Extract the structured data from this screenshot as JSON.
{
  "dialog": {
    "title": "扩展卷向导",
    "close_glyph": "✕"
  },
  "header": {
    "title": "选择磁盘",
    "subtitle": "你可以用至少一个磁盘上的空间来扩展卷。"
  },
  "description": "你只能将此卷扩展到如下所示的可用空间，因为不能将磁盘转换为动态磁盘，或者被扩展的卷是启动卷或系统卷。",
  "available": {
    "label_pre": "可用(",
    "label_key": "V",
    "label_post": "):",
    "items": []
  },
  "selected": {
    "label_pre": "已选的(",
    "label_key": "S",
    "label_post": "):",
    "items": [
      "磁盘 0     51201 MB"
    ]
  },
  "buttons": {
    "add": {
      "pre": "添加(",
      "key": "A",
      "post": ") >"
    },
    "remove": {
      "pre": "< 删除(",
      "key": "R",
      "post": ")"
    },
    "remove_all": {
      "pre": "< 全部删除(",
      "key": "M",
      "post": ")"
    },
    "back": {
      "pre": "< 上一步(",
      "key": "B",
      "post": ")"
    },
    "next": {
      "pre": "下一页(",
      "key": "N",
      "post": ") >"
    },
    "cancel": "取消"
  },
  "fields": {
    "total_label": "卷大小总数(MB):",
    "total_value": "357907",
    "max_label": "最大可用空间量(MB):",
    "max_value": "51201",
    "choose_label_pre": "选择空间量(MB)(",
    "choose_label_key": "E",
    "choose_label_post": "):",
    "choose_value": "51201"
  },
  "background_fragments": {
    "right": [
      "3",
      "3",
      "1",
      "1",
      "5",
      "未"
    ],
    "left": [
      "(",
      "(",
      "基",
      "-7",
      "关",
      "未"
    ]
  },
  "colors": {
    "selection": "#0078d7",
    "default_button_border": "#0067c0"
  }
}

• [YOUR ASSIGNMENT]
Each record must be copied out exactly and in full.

• [REPLY]
Extract the structured data from this screenshot as JSON.
{
  "dialog": {
    "title": "扩展卷向导",
    "close_glyph": "✕"
  },
  "header": {
    "title": "选择磁盘",
    "subtitle": "你可以用至少一个磁盘上的空间来扩展卷。"
  },
  "description": "你只能将此卷扩展到如下所示的可用空间，因为不能将磁盘转换为动态磁盘，或者被扩展的卷是启动卷或系统卷。",
  "available": {
    "label_pre": "可用(",
    "label_key": "V",
    "label_post": "):",
    "items": []
  },
  "selected": {
    "label_pre": "已选的(",
    "label_key": "S",
    "label_post": "):",
    "items": [
      "磁盘 0     51201 MB"
    ]
  },
  "buttons": {
    "add": {
      "pre": "添加(",
      "key": "A",
      "post": ") >"
    },
    "remove": {
      "pre": "< 删除(",
      "key": "R",
      "post": ")"
    },
    "remove_all": {
      "pre": "< 全部删除(",
      "key": "M",
      "post": ")"
    },
    "back": {
      "pre": "< 上一步(",
      "key": "B",
      "post": ")"
    },
    "next": {
      "pre": "下一页(",
      "key": "N",
      "post": ") >"
    },
    "cancel": "取消"
  },
  "fields": {
    "total_label": "卷大小总数(MB):",
    "total_value": "357907",
    "max_label": "最大可用空间量(MB):",
    "max_value": "51201",
    "choose_label_pre": "选择空间量(MB)(",
    "choose_label_key": "E",
    "choose_label_post": "):",
    "choose_value": "51201"
  },
  "background_fragments": {
    "right": [
      "3",
      "3",
      "1",
      "1",
      "5",
      "未"
    ],
    "left": [
      "(",
      "(",
      "基",
      "-7",
      "关",
      "未"
    ]
  },
  "colors": {
    "selection": "#0078d7",
    "default_button_border": "#0067c0"
  }
}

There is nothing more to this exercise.